Input data Block Start

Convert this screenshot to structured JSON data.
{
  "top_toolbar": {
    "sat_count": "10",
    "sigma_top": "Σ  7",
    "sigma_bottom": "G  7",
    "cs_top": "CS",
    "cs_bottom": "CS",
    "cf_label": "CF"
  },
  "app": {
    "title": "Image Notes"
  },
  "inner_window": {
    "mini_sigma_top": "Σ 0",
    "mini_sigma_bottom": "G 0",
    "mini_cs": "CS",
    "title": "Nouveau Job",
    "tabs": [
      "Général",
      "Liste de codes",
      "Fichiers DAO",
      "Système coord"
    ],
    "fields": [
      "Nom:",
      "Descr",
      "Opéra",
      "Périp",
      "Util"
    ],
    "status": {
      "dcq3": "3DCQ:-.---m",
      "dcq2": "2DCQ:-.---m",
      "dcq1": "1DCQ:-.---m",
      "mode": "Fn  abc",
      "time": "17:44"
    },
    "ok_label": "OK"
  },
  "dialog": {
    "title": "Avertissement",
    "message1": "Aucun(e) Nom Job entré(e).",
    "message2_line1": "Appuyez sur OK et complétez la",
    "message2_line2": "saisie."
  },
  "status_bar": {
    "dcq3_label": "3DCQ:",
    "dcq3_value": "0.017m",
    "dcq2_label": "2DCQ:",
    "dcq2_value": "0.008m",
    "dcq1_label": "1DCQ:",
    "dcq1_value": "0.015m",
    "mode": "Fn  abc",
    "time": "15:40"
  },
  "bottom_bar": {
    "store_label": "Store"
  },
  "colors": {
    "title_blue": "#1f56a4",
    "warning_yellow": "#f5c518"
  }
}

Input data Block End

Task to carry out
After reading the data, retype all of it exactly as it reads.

Problem solution
Convert this screenshot to structured JSON data.
{
  "top_toolbar": {
    "sat_count": "10",
    "sigma_top": "Σ  7",
    "sigma_bottom": "G  7",
    "cs_top": "CS",
    "cs_bottom": "CS",
    "cf_label": "CF"
  },
  "app": {
    "title": "Image Notes"
  },
  "inner_window": {
    "mini_sigma_top": "Σ 0",
    "mini_sigma_bottom": "G 0",
    "mini_cs": "CS",
    "title": "Nouveau Job",
    "tabs": [
      "Général",
      "Liste de codes",
      "Fichiers DAO",
      "Système coord"
    ],
    "fields": [
      "Nom:",
      "Descr",
      "Opéra",
      "Périp",
      "Util"
    ],
    "status": {
      "dcq3": "3DCQ:-.---m",
      "dcq2": "2DCQ:-.---m",
      "dcq1": "1DCQ:-.---m",
      "mode": "Fn  abc",
      "time": "17:44"
    },
    "ok_label": "OK"
  },
  "dialog": {
    "title": "Avertissement",
    "message1": "Aucun(e) Nom Job entré(e).",
    "message2_line1": "Appuyez sur OK et complétez la",
    "message2_line2": "saisie."
  },
  "status_bar": {
    "dcq3_label": "3DCQ:",
    "dcq3_value": "0.017m",
    "dcq2_label": "2DCQ:",
    "dcq2_value": "0.008m",
    "dcq1_label": "1DCQ:",
    "dcq1_value": "0.015m",
    "mode": "Fn  abc",
    "time": "15:40"
  },
  "bottom_bar": {
    "store_label": "Store"
  },
  "colors": {
    "title_blue": "#1f56a4",
    "warning_yellow": "#f5c518"
  }
}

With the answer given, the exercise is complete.